◆ **Excerpts from an interface dataset**
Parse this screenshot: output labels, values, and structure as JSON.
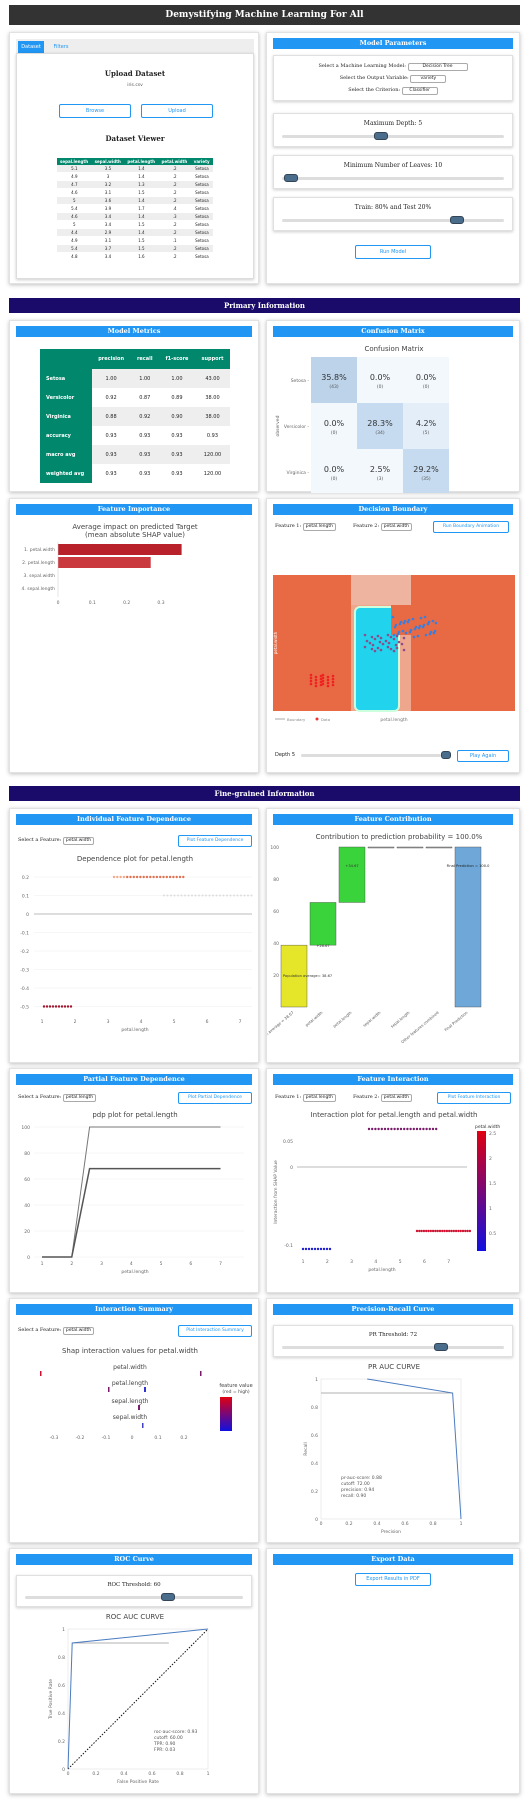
{
  "app": {
    "title": "Demystifying Machine Learning For All"
  },
  "sections": {
    "primary": "Primary Information",
    "fine": "Fine-grained Information"
  },
  "dataset": {
    "tab_dataset": "Dataset",
    "tab_filters": "Filters",
    "upload_title": "Upload Dataset",
    "filename": "iris.csv",
    "browse": "Browse",
    "upload": "Upload",
    "viewer_title": "Dataset Viewer",
    "columns": [
      "sepal.length",
      "sepal.width",
      "petal.length",
      "petal.width",
      "variety"
    ],
    "rows": [
      [
        "5.1",
        "3.5",
        "1.4",
        ".2",
        "Setosa"
      ],
      [
        "4.9",
        "3",
        "1.4",
        ".2",
        "Setosa"
      ],
      [
        "4.7",
        "3.2",
        "1.3",
        ".2",
        "Setosa"
      ],
      [
        "4.6",
        "3.1",
        "1.5",
        ".2",
        "Setosa"
      ],
      [
        "5",
        "3.6",
        "1.4",
        ".2",
        "Setosa"
      ],
      [
        "5.4",
        "3.9",
        "1.7",
        ".4",
        "Setosa"
      ],
      [
        "4.6",
        "3.4",
        "1.4",
        ".3",
        "Setosa"
      ],
      [
        "5",
        "3.4",
        "1.5",
        ".2",
        "Setosa"
      ],
      [
        "4.4",
        "2.9",
        "1.4",
        ".2",
        "Setosa"
      ],
      [
        "4.9",
        "3.1",
        "1.5",
        ".1",
        "Setosa"
      ],
      [
        "5.4",
        "3.7",
        "1.5",
        ".2",
        "Setosa"
      ],
      [
        "4.8",
        "3.4",
        "1.6",
        ".2",
        "Setosa"
      ]
    ]
  },
  "params": {
    "title": "Model Parameters",
    "model_label": "Select a Machine Learning Model:",
    "model_value": "Decision Tree",
    "output_label": "Select the Output Variable:",
    "output_value": "variety",
    "criterion_label": "Select the Criterion:",
    "criterion_value": "Classifier",
    "depth_label": "Maximum Depth: 5",
    "leaves_label": "Minimum Number of Leaves: 10",
    "split_label": "Train: 80% and Test 20%",
    "run": "Run Model",
    "depth_value": 5,
    "leaves_value": 10,
    "train_pct": 80
  },
  "metrics": {
    "title": "Model Metrics",
    "headers": [
      "",
      "precision",
      "recall",
      "f1-score",
      "support"
    ],
    "rows": [
      [
        "Setosa",
        "1.00",
        "1.00",
        "1.00",
        "43.00"
      ],
      [
        "Versicolor",
        "0.92",
        "0.87",
        "0.89",
        "38.00"
      ],
      [
        "Virginica",
        "0.88",
        "0.92",
        "0.90",
        "38.00"
      ],
      [
        "accuracy",
        "0.93",
        "0.93",
        "0.93",
        "0.93"
      ],
      [
        "macro avg",
        "0.93",
        "0.93",
        "0.93",
        "120.00"
      ],
      [
        "weighted avg",
        "0.93",
        "0.93",
        "0.93",
        "120.00"
      ]
    ]
  },
  "confusion": {
    "title": "Confusion Matrix",
    "chart_title": "Confusion Matrix",
    "ylabel": "observed",
    "xlabel": "predicted",
    "labels": [
      "Setosa",
      "Versicolor",
      "Virginica"
    ],
    "cells": [
      [
        "35.8%",
        "(43)",
        "0.0%",
        "(0)",
        "0.0%",
        "(0)"
      ],
      [
        "0.0%",
        "(0)",
        "28.3%",
        "(34)",
        "4.2%",
        "(5)"
      ],
      [
        "0.0%",
        "(0)",
        "2.5%",
        "(3)",
        "29.2%",
        "(35)"
      ]
    ]
  },
  "importance": {
    "title": "Feature Importance",
    "chart_title1": "Average impact on predicted Target",
    "chart_title2": "(mean absolute SHAP value)",
    "features": [
      "1. petal.width",
      "2. petal.length",
      "3. sepal.width",
      "4. sepal.length"
    ],
    "ticks": [
      "0",
      "0.1",
      "0.2",
      "0.3"
    ]
  },
  "boundary": {
    "title": "Decision Boundary",
    "f1_label": "Feature 1:",
    "f1_value": "petal.length",
    "f2_label": "Feature 2:",
    "f2_value": "petal.width",
    "run_anim": "Run Boundary Animation",
    "ylabel": "petal.width",
    "xlabel": "petal.length",
    "legend1": "Boundary",
    "legend2": "Data",
    "depth_label": "Depth 5",
    "play": "Play Again"
  },
  "dependence": {
    "title": "Individual Feature Dependence",
    "select_label": "Select a Feature:",
    "select_value": "petal.width",
    "plot_btn": "Plot Feature Dependence",
    "chart_title": "Dependence plot for petal.length",
    "xlabel": "petal.length",
    "yticks": [
      "0.2",
      "0.1",
      "0",
      "-0.1",
      "-0.2",
      "-0.3",
      "-0.4",
      "-0.5"
    ],
    "xticks": [
      "1",
      "2",
      "3",
      "4",
      "5",
      "6",
      "7"
    ]
  },
  "contribution": {
    "title": "Feature Contribution",
    "chart_title": "Contribution to prediction probability = 100.0%",
    "yticks": [
      "100",
      "80",
      "60",
      "40",
      "20"
    ],
    "bars": [
      "Population average = 38.67",
      "petal.width",
      "petal.length",
      "sepal.width",
      "sepal.length",
      "Other features combined",
      "Final Prediction"
    ],
    "inlabels": [
      "Population average= 38.67",
      "+26.67",
      "+34.67",
      "Final Prediction = 100.0"
    ]
  },
  "pdp": {
    "title": "Partial Feature Dependence",
    "select_label": "Select a Feature:",
    "select_value": "petal.length",
    "plot_btn": "Plot Partial Dependence",
    "chart_title": "pdp plot for petal.length",
    "xlabel": "petal.length",
    "yticks": [
      "100",
      "80",
      "60",
      "40",
      "20",
      "0"
    ],
    "xticks": [
      "1",
      "2",
      "3",
      "4",
      "5",
      "6",
      "7"
    ]
  },
  "interaction": {
    "title": "Feature Interaction",
    "f1_label": "Feature 1:",
    "f1_value": "petal.length",
    "f2_label": "Feature 2:",
    "f2_value": "petal.width",
    "plot_btn": "Plot Feature Interaction",
    "chart_title": "Interaction plot for petal.length and petal.width",
    "ylabel": "Interaction from SHAP Value",
    "xlabel": "petal.length",
    "legend_title": "petal.width",
    "xticks": [
      "1",
      "2",
      "3",
      "4",
      "5",
      "6",
      "7"
    ],
    "yticks": [
      "0.05",
      "0",
      "-0.1"
    ],
    "cticks": [
      "2.5",
      "2",
      "1.5",
      "1",
      "0.5"
    ]
  },
  "summary": {
    "title": "Interaction Summary",
    "select_label": "Select a Feature:",
    "select_value": "petal.width",
    "plot_btn": "Plot Interaction Summary",
    "chart_title": "Shap interaction values for petal.width",
    "features": [
      "petal.width",
      "petal.length",
      "sepal.length",
      "sepal.width"
    ],
    "legend1": "feature value",
    "legend2": "(red = high)",
    "xticks": [
      "-0.3",
      "-0.2",
      "-0.1",
      "0",
      "0.1",
      "0.2"
    ]
  },
  "pr": {
    "title": "Precision-Recall Curve",
    "threshold_label": "PR Threshold: 72",
    "threshold": 72,
    "chart_title": "PR AUC CURVE",
    "xlabel": "Precision",
    "ylabel": "Recall",
    "stats": [
      "pr-auc-score: 0.88",
      "cutoff: 72.00",
      "precision: 0.94",
      "recall: 0.90"
    ],
    "xticks": [
      "0",
      "0.2",
      "0.4",
      "0.6",
      "0.8",
      "1"
    ],
    "yticks": [
      "1",
      "0.8",
      "0.6",
      "0.4",
      "0.2",
      "0"
    ]
  },
  "roc": {
    "title": "ROC Curve",
    "threshold_label": "ROC Threshold: 60",
    "threshold": 60,
    "chart_title": "ROC AUC CURVE",
    "xlabel": "False Positive Rate",
    "ylabel": "True Positive Rate",
    "stats": [
      "roc-auc-score: 0.93",
      "cutoff: 60.00",
      "TPR: 0.90",
      "FPR: 0.03"
    ],
    "xticks": [
      "0",
      "0.2",
      "0.4",
      "0.6",
      "0.8",
      "1"
    ],
    "yticks": [
      "1",
      "0.8",
      "0.6",
      "0.4",
      "0.2",
      "0"
    ]
  },
  "export": {
    "title": "Export Data",
    "button": "Export Results in PDF"
  },
  "colors": {
    "accent": "#2196f3",
    "section": "#1a0b6b",
    "teal": "#00876c",
    "brick": "#e76a44",
    "cyan": "#21d3ec"
  }
}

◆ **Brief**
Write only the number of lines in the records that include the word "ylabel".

◆ **Solution for this task**
5